The actions resulted in a $25 million claim against the hospital system by Olivia’s grandparents and father, arguing that the hospital failed to fulfill its mandatory child abuse reporting duties. The case was resolved in August. A lawyer representing the grandparents said she could not comment further.
Before Olivia was admitted to hospice where she died, doctors said she was only receiving 30% of required nutrition, according to the indictment.
Throughout Turner’s campaign to bring attention to her dying daughter, she solicited donations to help fulfill Olivia’s dreams of catching a bad guy with the police and being a firefighter.
Video released by a suburban city government in Denver shows Olivia boarding a truck, putting out a dumpster fire and telling firefighters to stand at attention – all of which are greeted with smiles and cheers.
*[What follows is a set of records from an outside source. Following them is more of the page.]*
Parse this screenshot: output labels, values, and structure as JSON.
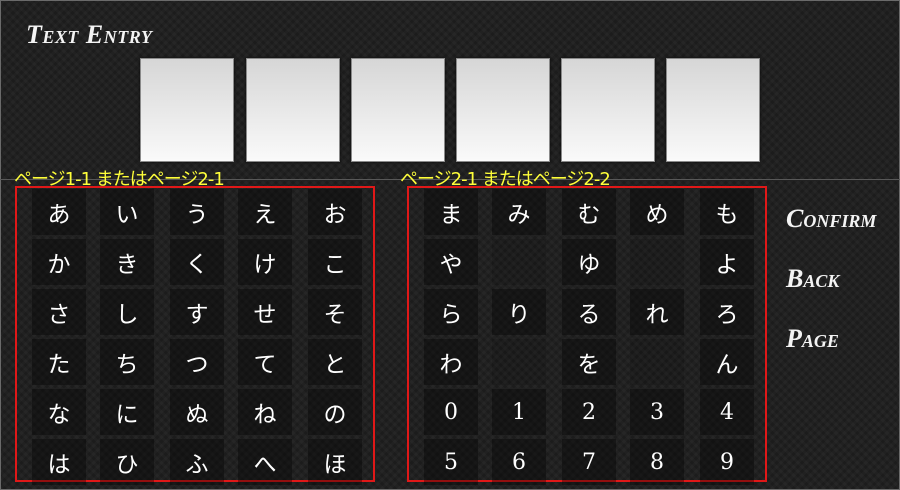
{
  "screen": {
    "title": "Text Entry"
  },
  "input_slots": [
    "",
    "",
    "",
    "",
    "",
    ""
  ],
  "panels": [
    {
      "label": "ページ1-1 またはページ2-1",
      "rows": [
        [
          "あ",
          "い",
          "う",
          "え",
          "お"
        ],
        [
          "か",
          "き",
          "く",
          "け",
          "こ"
        ],
        [
          "さ",
          "し",
          "す",
          "せ",
          "そ"
        ],
        [
          "た",
          "ち",
          "つ",
          "て",
          "と"
        ],
        [
          "な",
          "に",
          "ぬ",
          "ね",
          "の"
        ],
        [
          "は",
          "ひ",
          "ふ",
          "へ",
          "ほ"
        ]
      ]
    },
    {
      "label": "ページ2-1 またはページ2-2",
      "rows": [
        [
          "ま",
          "み",
          "む",
          "め",
          "も"
        ],
        [
          "や",
          "",
          "ゆ",
          "",
          "よ"
        ],
        [
          "ら",
          "り",
          "る",
          "れ",
          "ろ"
        ],
        [
          "わ",
          "",
          "を",
          "",
          "ん"
        ],
        [
          "0",
          "1",
          "2",
          "3",
          "4"
        ],
        [
          "5",
          "6",
          "7",
          "8",
          "9"
        ]
      ]
    }
  ],
  "menu": {
    "confirm": "Confirm",
    "back": "Back",
    "page": "Page"
  },
  "colors": {
    "highlight_border": "#e01818",
    "page_label": "#ffff3a"
  }
}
The little girl laughs despite several medical tubes sticking out of her backpack.
While Turner’s behavior raised suspicions along the way, it wasn’t until Olivia died in hospice care in 2017 and Turner brought her eldest daughter to the same hospital with bone pain as the doctors decided to take a closer look.
Prosecutors declined to say whether Turner still had custody of her other two children. The eldest daughter has not reported any other medical issues or pain complaints since October 2018.
By PATTY NIEBERG, Associated Press/Report for America